When running correctly, the HMC6352 will actually repost the heading in degrees. This is great because if you have ever had an analog output compass, you know that most the battle is interpreting the reading.
So, without further ado here is some code to get it working.
//All this does is read the heading from HMC6352 and spit it out via serial
int HMC6352SlaveAddress = 0x42;
int HMC6352ReadAddress = 0x41; //”A” in hex, A command is:
// “The Wire library uses 7 bit addresses throughout.
//If you have a datasheet or sample code that uses 8 bit address,
//you’ll want to drop the low bit (i.e. shift the value one bit to the right),
//yielding an address between 0 and 127.”
HMC6352SlaveAddress = HMC6352SlaveAddress >> 1; // I know 0x42 is less than 127, but this is still required

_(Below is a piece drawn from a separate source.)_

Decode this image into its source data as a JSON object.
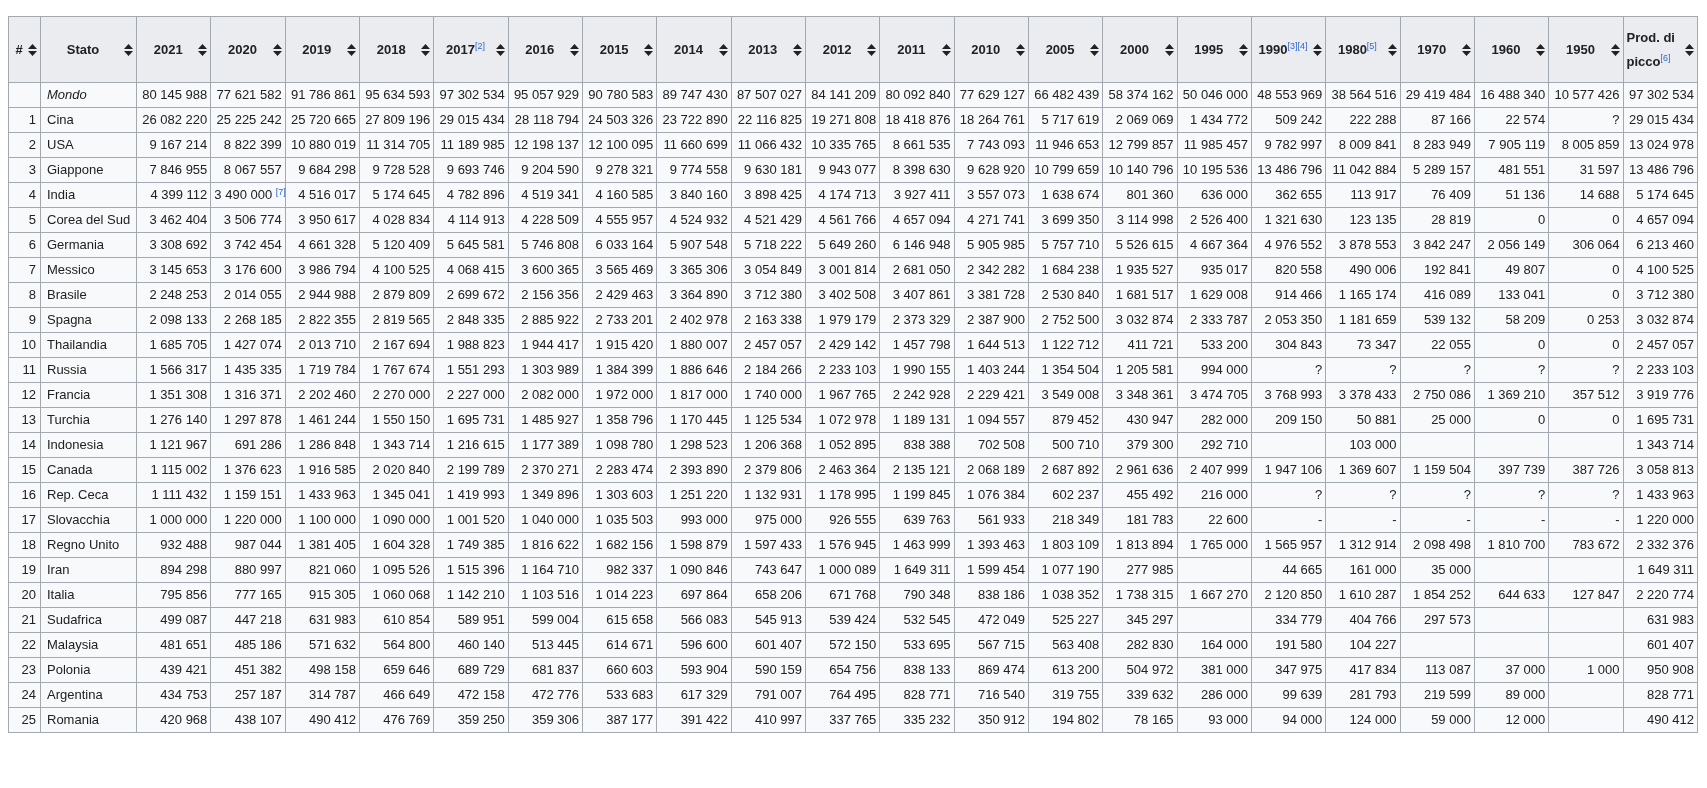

//”Get Data. Compensate and Calculate New Heading”
Wire.send(HMC6352ReadAddress); // The “Get Data” command
//time delays required by HMC6352 upon receipt of the command
//Get Data. Compensate and Calculate New Heading : 6ms
Wire.requestFrom(HMC6352SlaveAddress, 2); //get the two data bytes, MSB and LSB
//”The heading output data will be the value in tenths of degrees
//from zero to 3599 and provided in binary format over the two bytes.”
byte MSB = Wire.receive();
byte LSB = Wire.receive();
float headingSum = (MSB << 8) + LSB; //(MSB / LSB sum) float headingInt = headingSum / 10; Serial.print(headingInt); Serial.println(" degrees"); delay(100); } [/code]
Hooking it up
When hooking up an [[I2C]] device to your arduino, all you need to know is that I2C is a 2-wire serial connection, SDA (Data) and SCL (clock) – On your arduino (everything but the [[Arduino Mega|mega]]) SDA is on analog input pin 4, and SCL is on analog pin 5. On an arduino mega, SDA is digital 20, and SCL is digital 21.
Sort comings of all digital compasses
If you have never used a digital compass, you may not know that they have 2 major downfalls. One, they can not be used around any magnet of any real strength. It will really throw off the reading or just report the direction of the magnet if it is strong or close enough (though if you get creative you could use that to your advantage). And 2, without something called “tilt compensation”, the compass will only be accurate held at +/- a few degrees of level. Sadly most tilt compensated compasses are 3x as expensive.
I know this tutorial was short, but hey… The long ones need more time. And hopefully it will help you find your way to get you hmc6352 up and running on the arduino. If you have any questions, need help, or want to comment, you can do so by clicking on the discussion link.